- **Task**: All of the data is to be printed exactly, though the images must be left off.

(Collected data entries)
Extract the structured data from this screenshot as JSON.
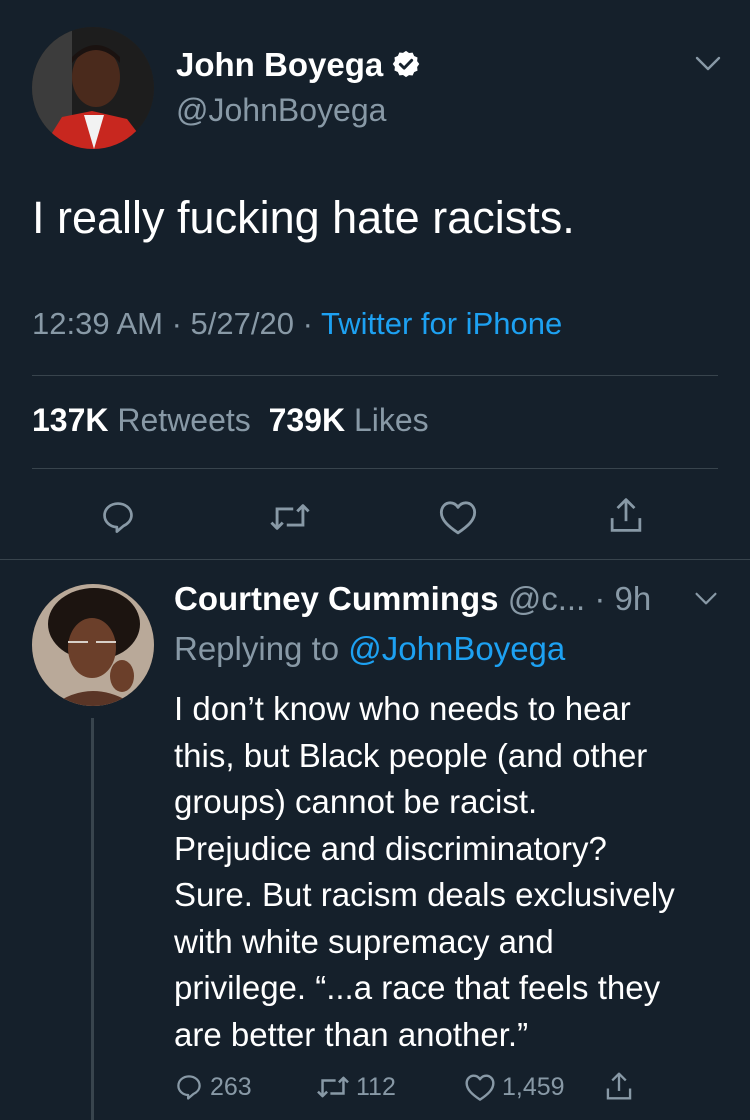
{
  "main_tweet": {
    "author_name": "John Boyega",
    "handle": "@JohnBoyega",
    "text": "I really fucking hate racists.",
    "time": "12:39 AM",
    "date": "5/27/20",
    "source": "Twitter for iPhone",
    "retweets_count": "137K",
    "retweets_label": "Retweets",
    "likes_count": "739K",
    "likes_label": "Likes",
    "icons": {
      "avatar": "avatar",
      "verified": "verified-badge-icon",
      "more": "chevron-down-icon",
      "reply": "reply-icon",
      "retweet": "retweet-icon",
      "like": "heart-icon",
      "share": "share-icon"
    }
  },
  "reply": {
    "author_name": "Courtney Cummings",
    "handle_truncated": "@c...",
    "time_ago": "9h",
    "replying_prefix": "Replying to",
    "replying_to": "@JohnBoyega",
    "lines": [
      "I don’t know who needs to hear",
      "this, but Black people (and other",
      "groups) cannot be racist.",
      "Prejudice and discriminatory?",
      "Sure. But racism deals exclusively",
      "with white supremacy and",
      "privilege. “...a race that feels they",
      "are better than another.”"
    ],
    "reply_count": "263",
    "retweet_count": "112",
    "like_count": "1,459"
  },
  "colors": {
    "background": "#15202b",
    "muted": "#8899a6",
    "link": "#1da1f2",
    "divider": "#38444d"
  }
}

- **Your solution**:
Extract the structured data from this screenshot as JSON.
{
  "main_tweet": {
    "author_name": "John Boyega",
    "handle": "@JohnBoyega",
    "text": "I really fucking hate racists.",
    "time": "12:39 AM",
    "date": "5/27/20",
    "source": "Twitter for iPhone",
    "retweets_count": "137K",
    "retweets_label": "Retweets",
    "likes_count": "739K",
    "likes_label": "Likes",
    "icons": {
      "avatar": "avatar",
      "verified": "verified-badge-icon",
      "more": "chevron-down-icon",
      "reply": "reply-icon",
      "retweet": "retweet-icon",
      "like": "heart-icon",
      "share": "share-icon"
    }
  },
  "reply": {
    "author_name": "Courtney Cummings",
    "handle_truncated": "@c...",
    "time_ago": "9h",
    "replying_prefix": "Replying to",
    "replying_to": "@JohnBoyega",
    "lines": [
      "I don’t know who needs to hear",
      "this, but Black people (and other",
      "groups) cannot be racist.",
      "Prejudice and discriminatory?",
      "Sure. But racism deals exclusively",
      "with white supremacy and",
      "privilege. “...a race that feels they",
      "are better than another.”"
    ],
    "reply_count": "263",
    "retweet_count": "112",
    "like_count": "1,459"
  },
  "colors": {
    "background": "#15202b",
    "muted": "#8899a6",
    "link": "#1da1f2",
    "divider": "#38444d"
  }
}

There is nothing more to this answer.